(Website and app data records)

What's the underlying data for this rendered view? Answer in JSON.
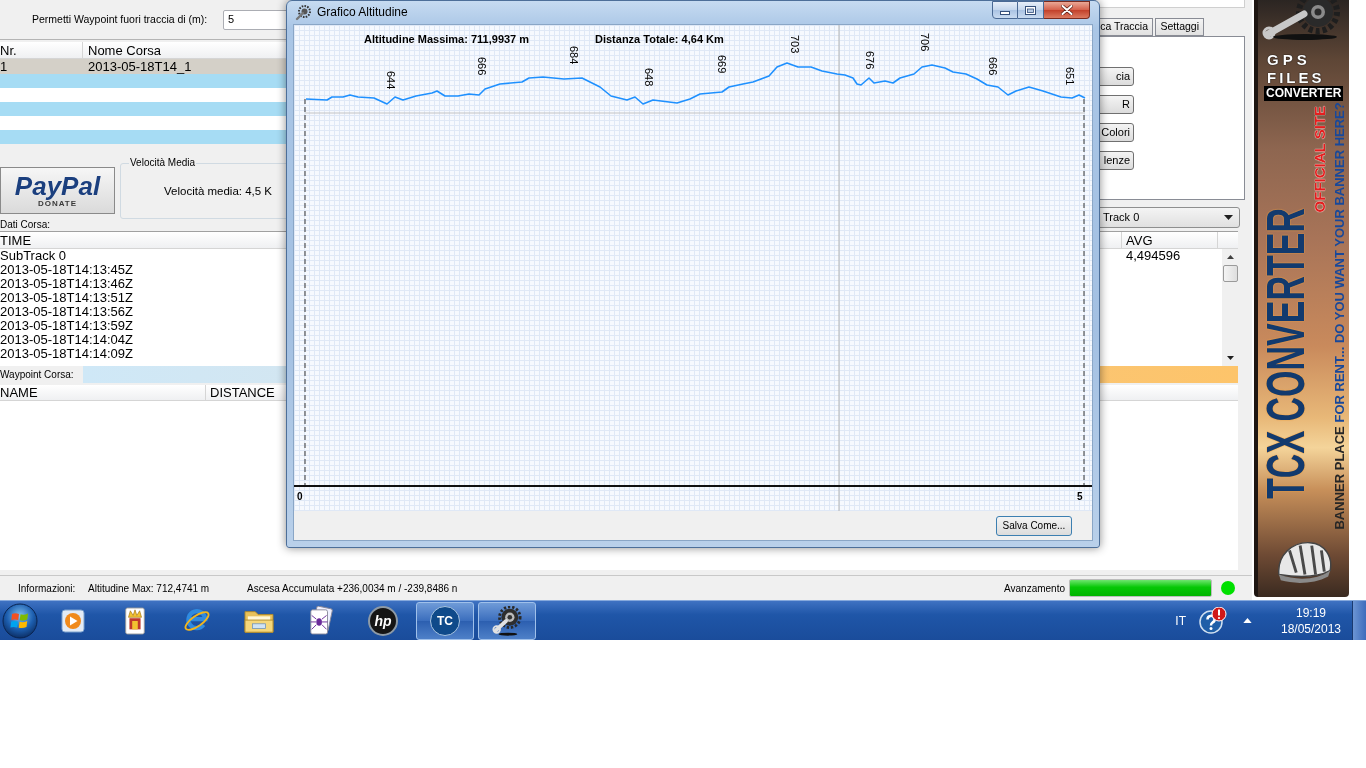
{
  "main_window": {
    "waypoint_tolerance": {
      "label": "Permetti Waypoint fuori traccia di (m):",
      "value": "5"
    },
    "races_table": {
      "columns": [
        "Nr.",
        "Nome Corsa"
      ],
      "rows": [
        {
          "number": "1",
          "name": "2013-05-18T14_1",
          "selected": true
        }
      ]
    },
    "donate_button": {
      "logo": "PayPal",
      "caption": "DONATE"
    },
    "speed_group": {
      "title": "Velocità Media",
      "text": "Velocità media: 4,5 K"
    },
    "data_label": "Dati Corsa:",
    "tabs": [
      {
        "label": "ca Traccia",
        "selected": false
      },
      {
        "label": "Settaggi",
        "selected": false
      }
    ],
    "panel_buttons": [
      "cia",
      "R",
      "Colori",
      "lenze"
    ],
    "track_select": {
      "value": "Track 0"
    },
    "data_table": {
      "columns": [
        "TIME",
        "AVG"
      ],
      "rows": [
        {
          "time": "SubTrack 0",
          "avg": "4,494596"
        },
        {
          "time": "2013-05-18T14:13:45Z"
        },
        {
          "time": "2013-05-18T14:13:46Z"
        },
        {
          "time": "2013-05-18T14:13:51Z"
        },
        {
          "time": "2013-05-18T14:13:56Z"
        },
        {
          "time": "2013-05-18T14:13:59Z"
        },
        {
          "time": "2013-05-18T14:14:04Z"
        },
        {
          "time": "2013-05-18T14:14:09Z"
        }
      ]
    },
    "waypoint_label": "Waypoint Corsa:",
    "waypoint_table": {
      "columns": [
        "NAME",
        "DISTANCE"
      ]
    },
    "status_bar": {
      "info_label": "Informazioni:",
      "max_altitude": "Altitudine Max: 712,4741 m",
      "ascent": "Ascesa Accumulata +236,0034 m / -239,8486 n",
      "progress_label": "Avanzamento",
      "progress": {
        "level": 1
      },
      "status_light": {
        "color": "#00e000"
      }
    }
  },
  "dialog": {
    "title": "Grafico Altitudine",
    "max_altitude": "Altitudine Massima: 711,9937 m",
    "total_distance": "Distanza Totale: 4,64 Km",
    "point_labels": [
      "644",
      "666",
      "684",
      "648",
      "669",
      "703",
      "676",
      "706",
      "666",
      "651"
    ],
    "x_labels": [
      "0",
      "5"
    ],
    "save_button": "Salva Come..."
  },
  "banner": {
    "gps": "GPS",
    "files": "FILES",
    "converter": "CONVERTER",
    "official": "OFFICIAL SITE",
    "title": "TCX CONVERTER",
    "tagline_start": "BANNER PLACE",
    "tagline_end": "FOR RENT... DO YOU WANT YOUR BANNER HERE?"
  },
  "taskbar": {
    "items": [
      {
        "kind": "media",
        "active": false
      },
      {
        "kind": "cards",
        "active": false
      },
      {
        "kind": "browser",
        "active": false
      },
      {
        "kind": "folder",
        "active": false
      },
      {
        "kind": "spider",
        "active": false
      },
      {
        "kind": "hp",
        "text": "hp",
        "active": false
      },
      {
        "kind": "tc",
        "text": "TC",
        "active": true
      },
      {
        "kind": "gear",
        "active": true
      }
    ],
    "language": "IT",
    "time": "19:19",
    "date": "18/05/2013"
  }
}
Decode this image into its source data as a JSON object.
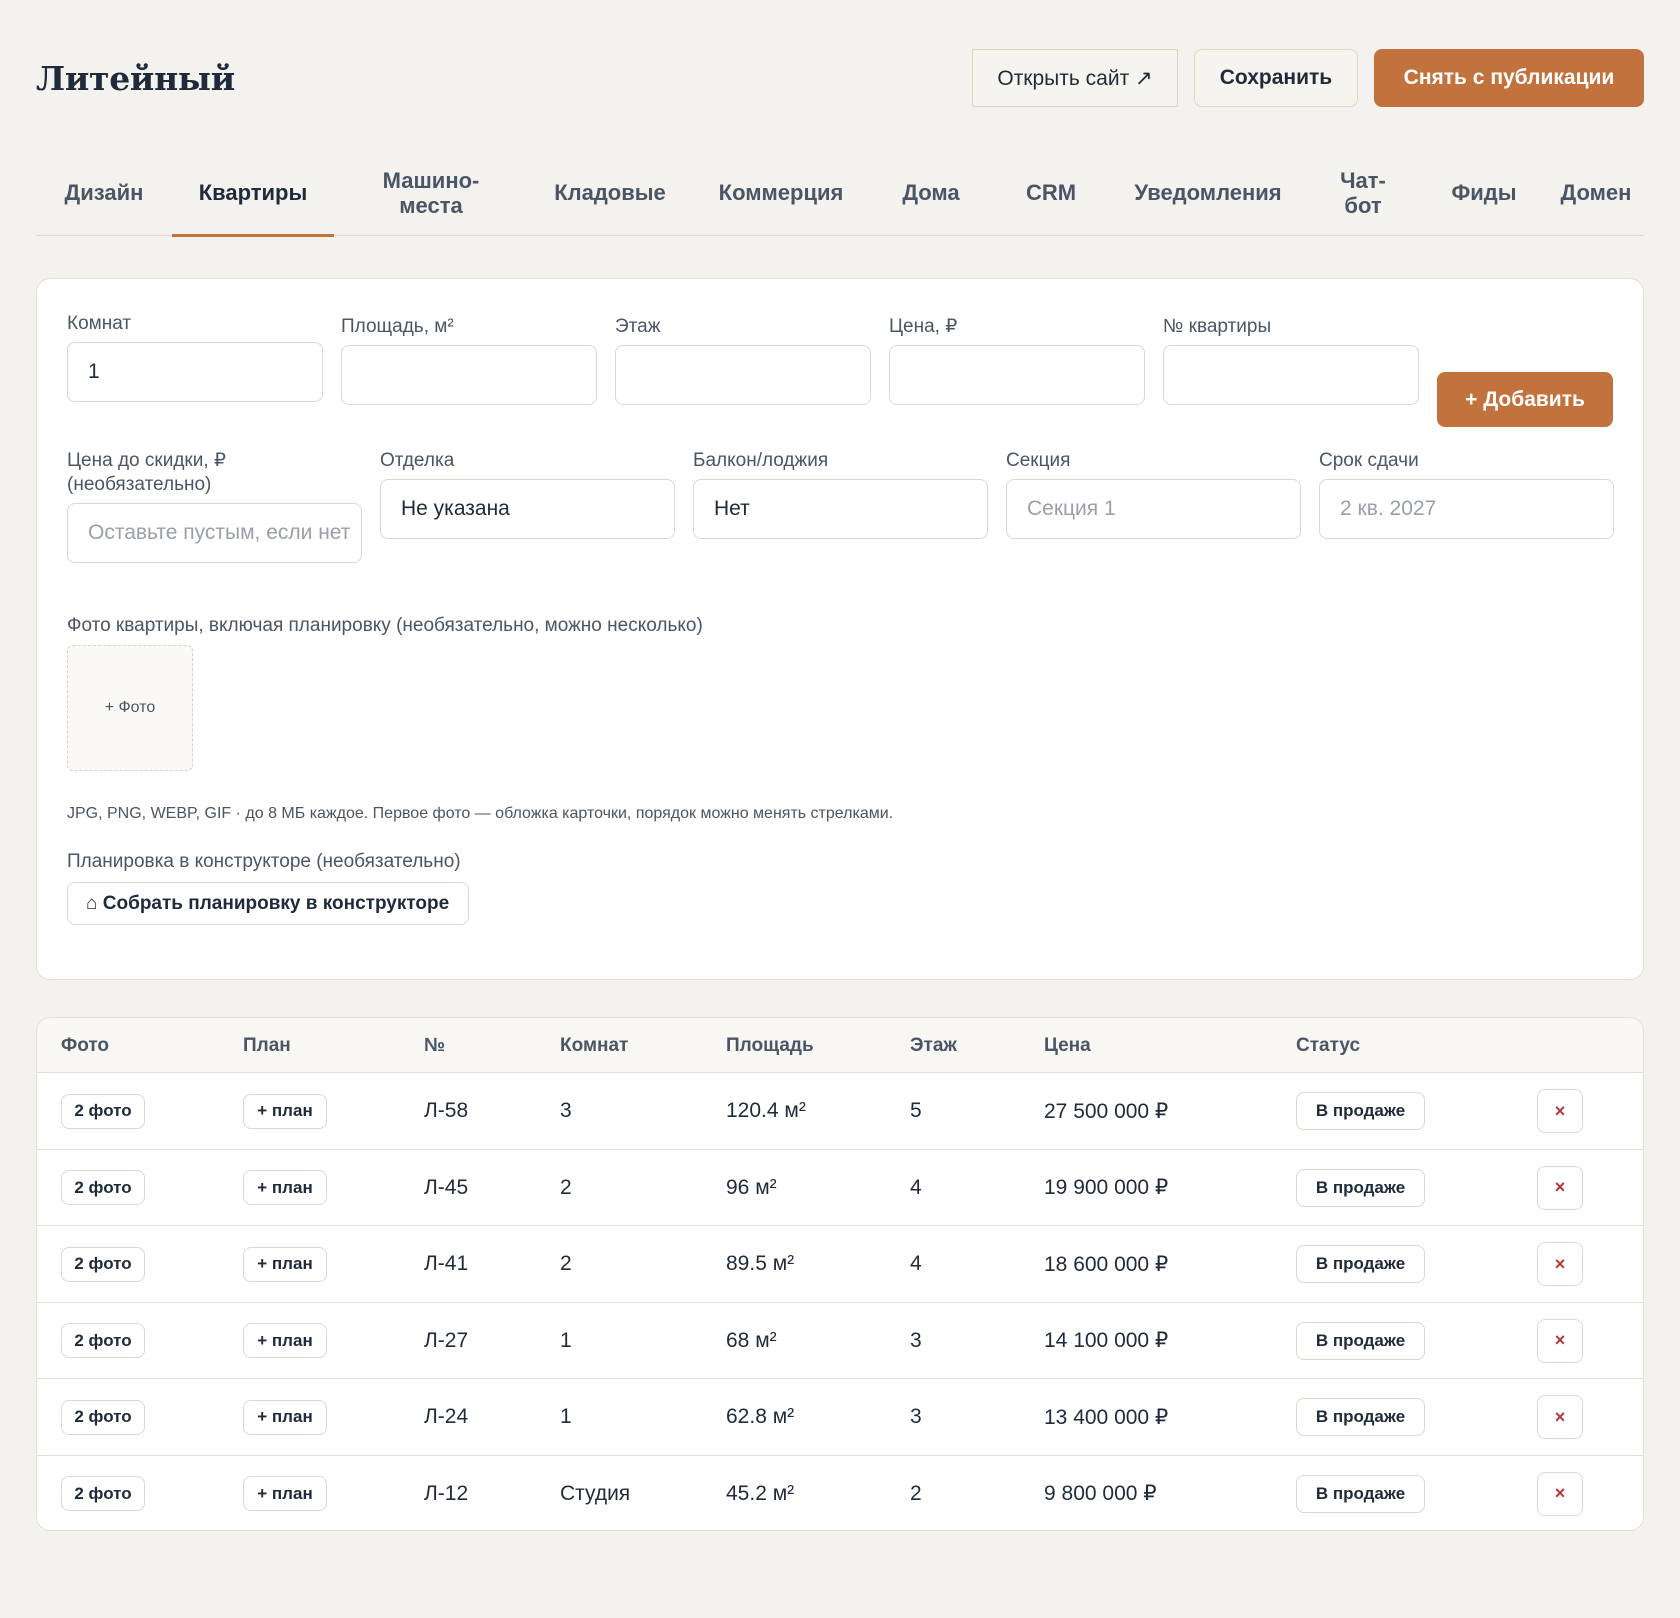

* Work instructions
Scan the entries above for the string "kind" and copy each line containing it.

* Task output
        "kind": "media",
        "kind": "cards",
        "kind": "browser",
        "kind": "folder",
        "kind": "spider",
        "kind": "hp",
        "kind": "tc",
        "kind": "gear",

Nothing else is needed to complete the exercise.